Lifelong Swimmers

Outdoor Swimmer is 10 this year. As the founder, original editor and now publisher, it’s been fascinating to see the changes and growth in outdoor swimmer since 2011. At the same time, many of the people who helped get Outdoor Swimmer started are still active in the outdoor swimming world, and still swimming. This got me thinking about the attributes of people who become long-term or even lifelong swimmers.

Persistence and consistency

Lifelong swimmers tend to have swimming as a constant factor in their lives, rather than dipping in and out. Sometimes things, like global pandemics or injury, get in the way, but these people find a way to stay connected to swimming and get back to it quickly after enforced absence.


There is always more to learn about swimming and lifelong swimmers stay curious and keep asking questions. How can they make further improvements to their swimming?

How can increase my tolerance to the cold? How can I swim further?


Related to curiosity, lifelong swimmers are open to new swimming experiences and ideas.


Lifelong swimmers are generous with the knowledge and experience. They often go out of their way to encourage others to take up swimming and stick with it.


Becoming a better swimmer takes time. Making changes to your swimming technique takes hours of practice.

Adapting to cool water or building endurance is an on-going process.

Lifelong swimmers don’t expect immediate results but are prepared to keeping practising.


Being optimistic is a useful trait for a swimmer, especially in the face of adversity such as recovering from an injury or pressing through a tough spell on a long-distance swim.


People who stay in swimming for the long-term become part of a community and develop a network of friends and acquaintances in the sport.


Lifelong swimmers are reliable. If they agree to meet you at five in the morning for a swim, they will be there.


A degree of self-belief is a useful attribute for a long-term swimmer. You need to believe that the effort you put in now will deliver results. You need confidence when you sign up for a challenge that you will be able to complete it. However, this self-belief needs to be tempered with realism.

These are just some of my observations. I always like to hear from readers. Do you agree or disagree? What else have you seen? Let me know.

01 Cover October

Issue 54 October 2021

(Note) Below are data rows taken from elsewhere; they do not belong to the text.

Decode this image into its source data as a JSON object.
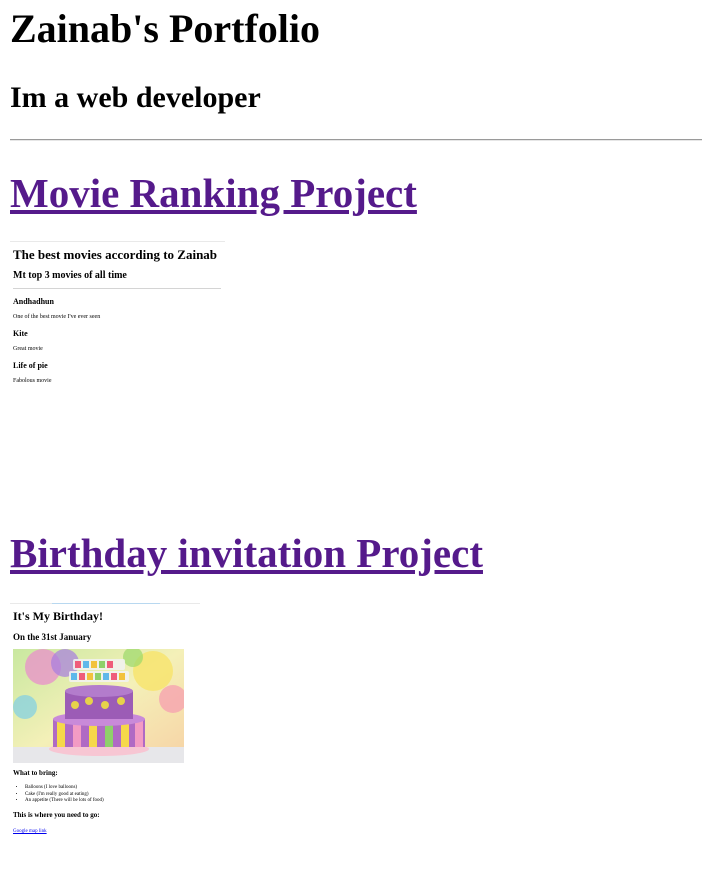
{
  "header": {
    "title": "Zainab's Portfolio",
    "subtitle": "Im a web developer"
  },
  "projects": [
    {
      "link_label": "Movie Ranking Project",
      "preview": {
        "heading": "The best movies according to Zainab",
        "subheading": "Mt top 3 movies of all time",
        "movies": [
          {
            "title": "Andhadhun",
            "note": "One of the best movie I've ever seen"
          },
          {
            "title": "Kite",
            "note": "Great movie"
          },
          {
            "title": "Life of pie",
            "note": "Fabolous movie"
          }
        ]
      }
    },
    {
      "link_label": "Birthday invitation Project",
      "preview": {
        "heading": "It's My Birthday!",
        "date": "On the 31st January",
        "image_alt": "birthday-cake",
        "bring_heading": "What to bring:",
        "bring_items": [
          "Balloons (I love balloons)",
          "Cake (I'm really good at eating)",
          "An appetite (There will be lots of food)"
        ],
        "location_heading": "This is where you need to go:",
        "map_link": "Google map link"
      }
    }
  ],
  "colors": {
    "visited_link": "#551a8b",
    "link": "#0000ee",
    "rule": "#9a9a9a"
  }
}
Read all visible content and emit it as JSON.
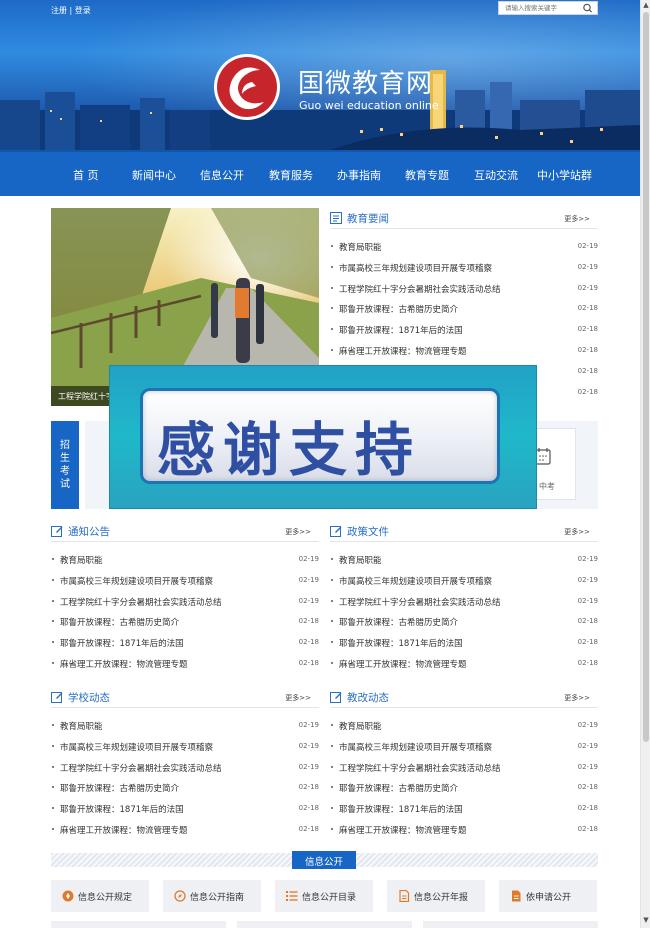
{
  "header": {
    "register": "注册",
    "separator": "|",
    "login": "登录",
    "search_placeholder": "请输入搜索关键字",
    "brand_cn": "国微教育网",
    "brand_en": "Guo wei education online"
  },
  "nav": [
    "首 页",
    "新闻中心",
    "信息公开",
    "教育服务",
    "办事指南",
    "教育专题",
    "互动交流",
    "中小学站群"
  ],
  "featured": {
    "caption": "工程学院红十字分会暑期社会实践活动总结"
  },
  "sections": {
    "edu_news": {
      "title": "教育要闻",
      "more": "更多>>",
      "items": [
        {
          "t": "教育局职能",
          "d": "02-19"
        },
        {
          "t": "市属高校三年规划建设项目开展专项稽察",
          "d": "02-19"
        },
        {
          "t": "工程学院红十字分会暑期社会实践活动总结",
          "d": "02-19"
        },
        {
          "t": "耶鲁开放课程：古希腊历史简介",
          "d": "02-18"
        },
        {
          "t": "耶鲁开放课程：1871年后的法国",
          "d": "02-18"
        },
        {
          "t": "麻省理工开放课程：物流管理专题",
          "d": "02-18"
        },
        {
          "t": "",
          "d": "02-18"
        },
        {
          "t": "",
          "d": "02-18"
        }
      ]
    },
    "notice": {
      "title": "通知公告",
      "more": "更多>>",
      "items": [
        {
          "t": "教育局职能",
          "d": "02-19"
        },
        {
          "t": "市属高校三年规划建设项目开展专项稽察",
          "d": "02-19"
        },
        {
          "t": "工程学院红十字分会暑期社会实践活动总结",
          "d": "02-19"
        },
        {
          "t": "耶鲁开放课程：古希腊历史简介",
          "d": "02-18"
        },
        {
          "t": "耶鲁开放课程：1871年后的法国",
          "d": "02-18"
        },
        {
          "t": "麻省理工开放课程：物流管理专题",
          "d": "02-18"
        }
      ]
    },
    "policy": {
      "title": "政策文件",
      "more": "更多>>",
      "items": [
        {
          "t": "教育局职能",
          "d": "02-19"
        },
        {
          "t": "市属高校三年规划建设项目开展专项稽察",
          "d": "02-19"
        },
        {
          "t": "工程学院红十字分会暑期社会实践活动总结",
          "d": "02-19"
        },
        {
          "t": "耶鲁开放课程：古希腊历史简介",
          "d": "02-18"
        },
        {
          "t": "耶鲁开放课程：1871年后的法国",
          "d": "02-18"
        },
        {
          "t": "麻省理工开放课程：物流管理专题",
          "d": "02-18"
        }
      ]
    },
    "school": {
      "title": "学校动态",
      "more": "更多>>",
      "items": [
        {
          "t": "教育局职能",
          "d": "02-19"
        },
        {
          "t": "市属高校三年规划建设项目开展专项稽察",
          "d": "02-19"
        },
        {
          "t": "工程学院红十字分会暑期社会实践活动总结",
          "d": "02-19"
        },
        {
          "t": "耶鲁开放课程：古希腊历史简介",
          "d": "02-18"
        },
        {
          "t": "耶鲁开放课程：1871年后的法国",
          "d": "02-18"
        },
        {
          "t": "麻省理工开放课程：物流管理专题",
          "d": "02-18"
        }
      ]
    },
    "reform": {
      "title": "教改动态",
      "more": "更多>>",
      "items": [
        {
          "t": "教育局职能",
          "d": "02-19"
        },
        {
          "t": "市属高校三年规划建设项目开展专项稽察",
          "d": "02-19"
        },
        {
          "t": "工程学院红十字分会暑期社会实践活动总结",
          "d": "02-19"
        },
        {
          "t": "耶鲁开放课程：古希腊历史简介",
          "d": "02-18"
        },
        {
          "t": "耶鲁开放课程：1871年后的法国",
          "d": "02-18"
        },
        {
          "t": "麻省理工开放课程：物流管理专题",
          "d": "02-18"
        }
      ]
    }
  },
  "admissions": {
    "label": "招生考试",
    "tile_label": "中考",
    "tile_icon": "calendar-icon"
  },
  "overlay": {
    "text": "感谢支持"
  },
  "info_public": {
    "label": "信息公开",
    "buttons": [
      {
        "label": "信息公开规定",
        "icon": "shield-icon"
      },
      {
        "label": "信息公开指南",
        "icon": "compass-icon"
      },
      {
        "label": "信息公开目录",
        "icon": "list-icon"
      },
      {
        "label": "信息公开年报",
        "icon": "document-icon"
      },
      {
        "label": "依申请公开",
        "icon": "edit-icon"
      }
    ]
  },
  "colors": {
    "primary": "#1766c5",
    "accent_orange": "#e07a2a",
    "text_blue": "#2a6ec6"
  }
}
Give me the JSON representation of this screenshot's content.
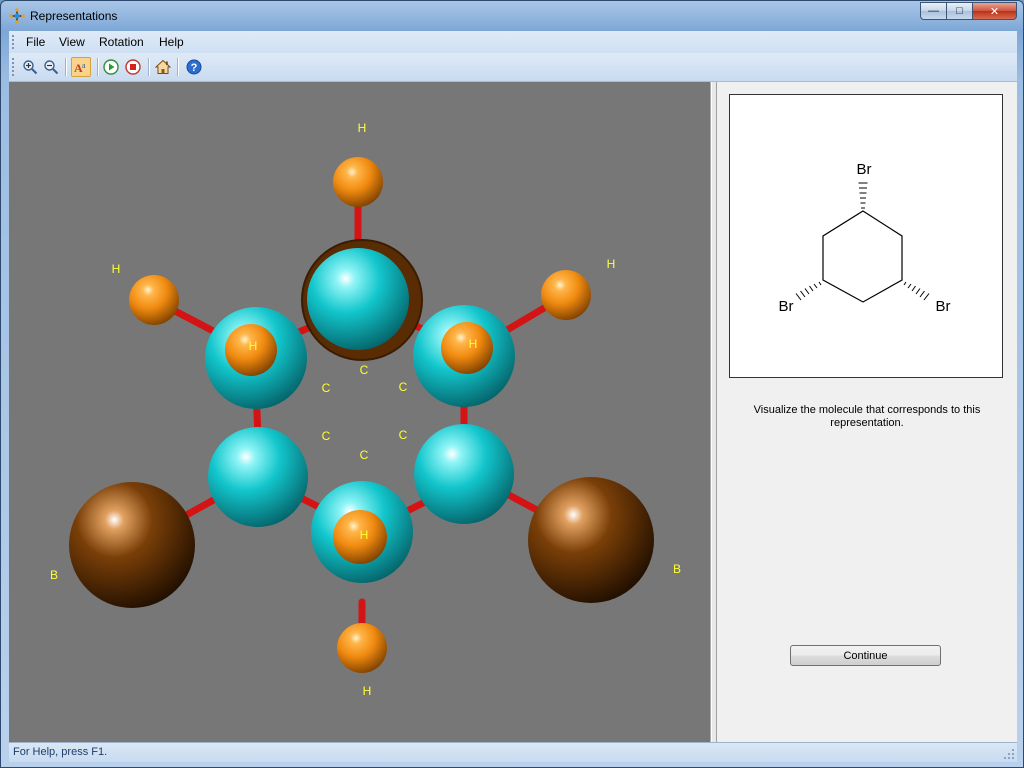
{
  "window": {
    "title": "Representations",
    "controls": {
      "minimize": "—",
      "maximize": "□",
      "close": "✕"
    }
  },
  "menu": {
    "items": [
      {
        "label": "File"
      },
      {
        "label": "View"
      },
      {
        "label": "Rotation"
      },
      {
        "label": "Help"
      }
    ]
  },
  "toolbar": {
    "buttons": [
      {
        "icon": "zoom-in-icon"
      },
      {
        "icon": "zoom-out-icon"
      },
      {
        "icon": "atom-labels-icon",
        "active": true
      },
      {
        "icon": "play-icon"
      },
      {
        "icon": "stop-icon"
      },
      {
        "icon": "home-icon"
      },
      {
        "icon": "help-icon"
      }
    ]
  },
  "molecule_view": {
    "atom_labels": {
      "h_top": "H",
      "h_left": "H",
      "h_right": "H",
      "h_bottom": "H",
      "h_center_left": "H",
      "h_center_right": "H",
      "h_center_bottom": "H",
      "c1": "C",
      "c2": "C",
      "c3": "C",
      "c4": "C",
      "c5": "C",
      "c6": "C",
      "br_left": "B",
      "br_right": "B"
    },
    "colors": {
      "background": "#777777",
      "carbon": "#12c6cc",
      "hydrogen": "#f08a10",
      "bromine": "#7a3f08",
      "bond": "#d41414",
      "label": "#ffff33"
    }
  },
  "structure": {
    "labels": {
      "top": "Br",
      "left": "Br",
      "right": "Br"
    }
  },
  "panel": {
    "instruction": "Visualize the molecule that corresponds to this representation.",
    "continue_label": "Continue"
  },
  "status": {
    "text": "For Help, press F1."
  }
}
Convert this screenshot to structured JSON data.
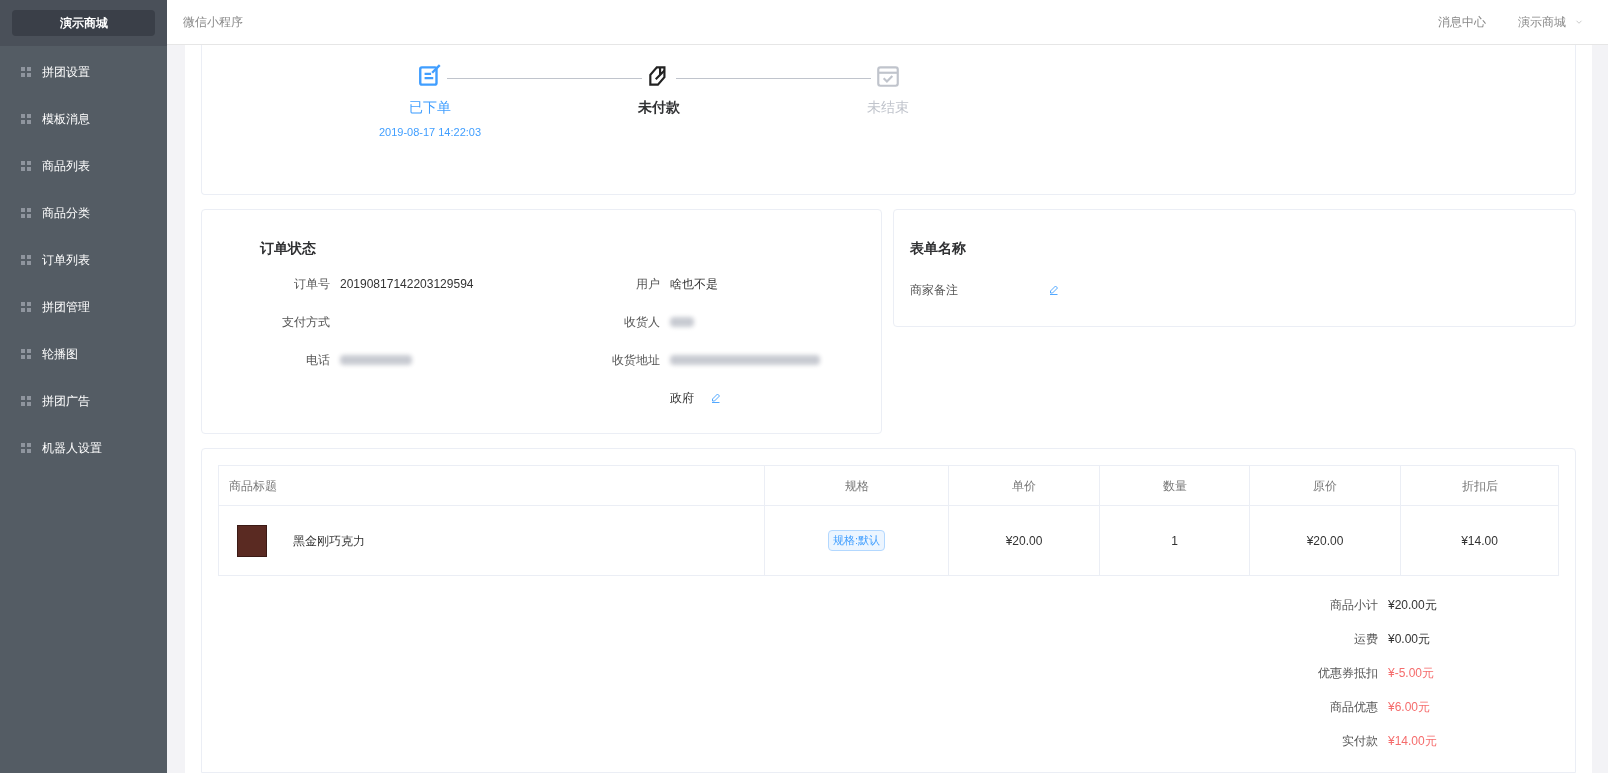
{
  "sidebar": {
    "brand": "演示商城",
    "items": [
      {
        "label": "拼团设置"
      },
      {
        "label": "模板消息"
      },
      {
        "label": "商品列表"
      },
      {
        "label": "商品分类"
      },
      {
        "label": "订单列表"
      },
      {
        "label": "拼团管理"
      },
      {
        "label": "轮播图"
      },
      {
        "label": "拼团广告"
      },
      {
        "label": "机器人设置"
      }
    ]
  },
  "header": {
    "title": "微信小程序",
    "links": [
      "消息中心"
    ],
    "account": "演示商城"
  },
  "steps": [
    {
      "label": "已下单",
      "time": "2019-08-17 14:22:03",
      "kind": "done"
    },
    {
      "label": "未付款",
      "kind": "current"
    },
    {
      "label": "未结束",
      "kind": "pending"
    }
  ],
  "order": {
    "title": "订单状态",
    "left": [
      {
        "label": "订单号",
        "value": "20190817142203129594"
      },
      {
        "label": "支付方式"
      },
      {
        "label": "电话",
        "redacted": true
      }
    ],
    "right": [
      {
        "label": "用户",
        "value": "啥也不是"
      },
      {
        "label": "收货人",
        "redacted": true
      },
      {
        "label": "收货地址",
        "redacted": true
      }
    ],
    "address_tail": "政府"
  },
  "form": {
    "title": "表单名称",
    "remark_label": "商家备注"
  },
  "table": {
    "columns": [
      "商品标题",
      "规格",
      "单价",
      "数量",
      "原价",
      "折扣后"
    ],
    "rows": [
      {
        "title": "黑金刚巧克力",
        "spec": "规格:默认",
        "price": "¥20.00",
        "qty": "1",
        "original": "¥20.00",
        "discounted": "¥14.00"
      }
    ]
  },
  "summary": [
    {
      "label": "商品小计",
      "value": "¥20.00元",
      "highlight": false
    },
    {
      "label": "运费",
      "value": "¥0.00元",
      "highlight": false
    },
    {
      "label": "优惠券抵扣",
      "value": "¥-5.00元",
      "highlight": true
    },
    {
      "label": "商品优惠",
      "value": "¥6.00元",
      "highlight": true
    },
    {
      "label": "实付款",
      "value": "¥14.00元",
      "highlight": true
    }
  ]
}
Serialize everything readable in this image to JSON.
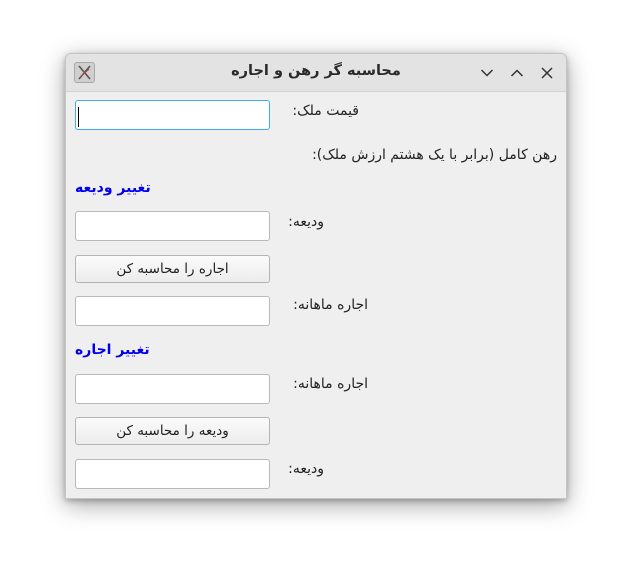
{
  "window": {
    "title": "محاسبه گر رهن و اجاره"
  },
  "form": {
    "price_label": "قیمت ملک:",
    "price_value": "",
    "full_mortgage_label": "رهن کامل (برابر با یک هشتم ارزش ملک):"
  },
  "section_deposit": {
    "heading": "تغییر ودیعه",
    "deposit_label": "ودیعه:",
    "deposit_value": "",
    "calc_button": "اجاره را محاسبه کن",
    "rent_label": "اجاره ماهانه:",
    "rent_value": ""
  },
  "section_rent": {
    "heading": "تغییر اجاره",
    "rent_label": "اجاره ماهانه:",
    "rent_value": "",
    "calc_button": "ودیعه را محاسبه کن",
    "deposit_label": "ودیعه:",
    "deposit_value": ""
  },
  "colors": {
    "section_heading": "#0000ee",
    "focus_border": "#3daee9"
  },
  "icons": {
    "app": "app-icon",
    "minimize": "chevron-down-icon",
    "maximize": "chevron-up-icon",
    "close": "close-icon"
  }
}
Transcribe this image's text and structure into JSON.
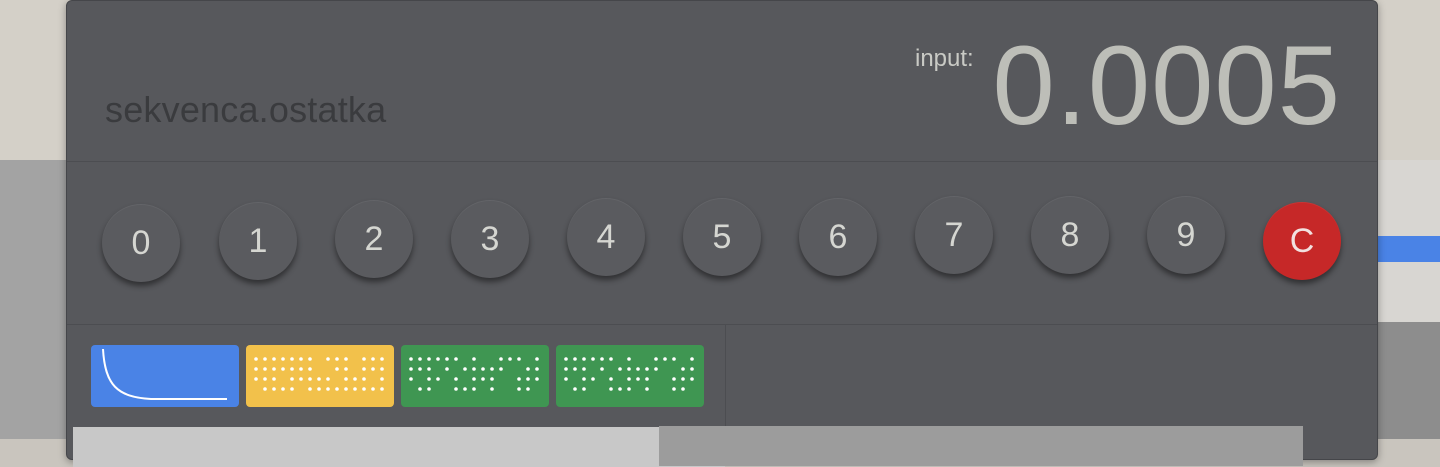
{
  "sequence": {
    "name": "sekvenca.ostatka"
  },
  "input": {
    "label": "input:",
    "value": "0.0005"
  },
  "keypad": {
    "digits": [
      "0",
      "1",
      "2",
      "3",
      "4",
      "5",
      "6",
      "7",
      "8",
      "9"
    ],
    "clear_label": "C"
  },
  "colors": {
    "panel": "#57585c",
    "clear_button": "#c62828",
    "thumb_blue": "#4a83e6",
    "thumb_yellow": "#f2c14b",
    "thumb_green": "#3f9652"
  },
  "thumbnails": [
    {
      "kind": "curve",
      "color": "#4a83e6"
    },
    {
      "kind": "dots",
      "color": "#f2c14b"
    },
    {
      "kind": "dots",
      "color": "#3f9652"
    },
    {
      "kind": "dots",
      "color": "#3f9652"
    }
  ]
}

  • We Swim Proud: The LGBTQ+ experience of swimming outdoors
  • Autumn Adventures: The best places to wild swim this autumn
  • Crowning Glory: Courtney Paulk’s historic Double Triple Crown
  • Cassie Patten: What is the best style front crawl stroke for the open water?
  • Access All Areas: The problem of making lidos more accessible to disabled swimmers

Swim Wild and Free

Sign up to our newsletter and receive a free five-part series on the fundamentals of freestyle by Olympic silver medallist Keri-anne Payne.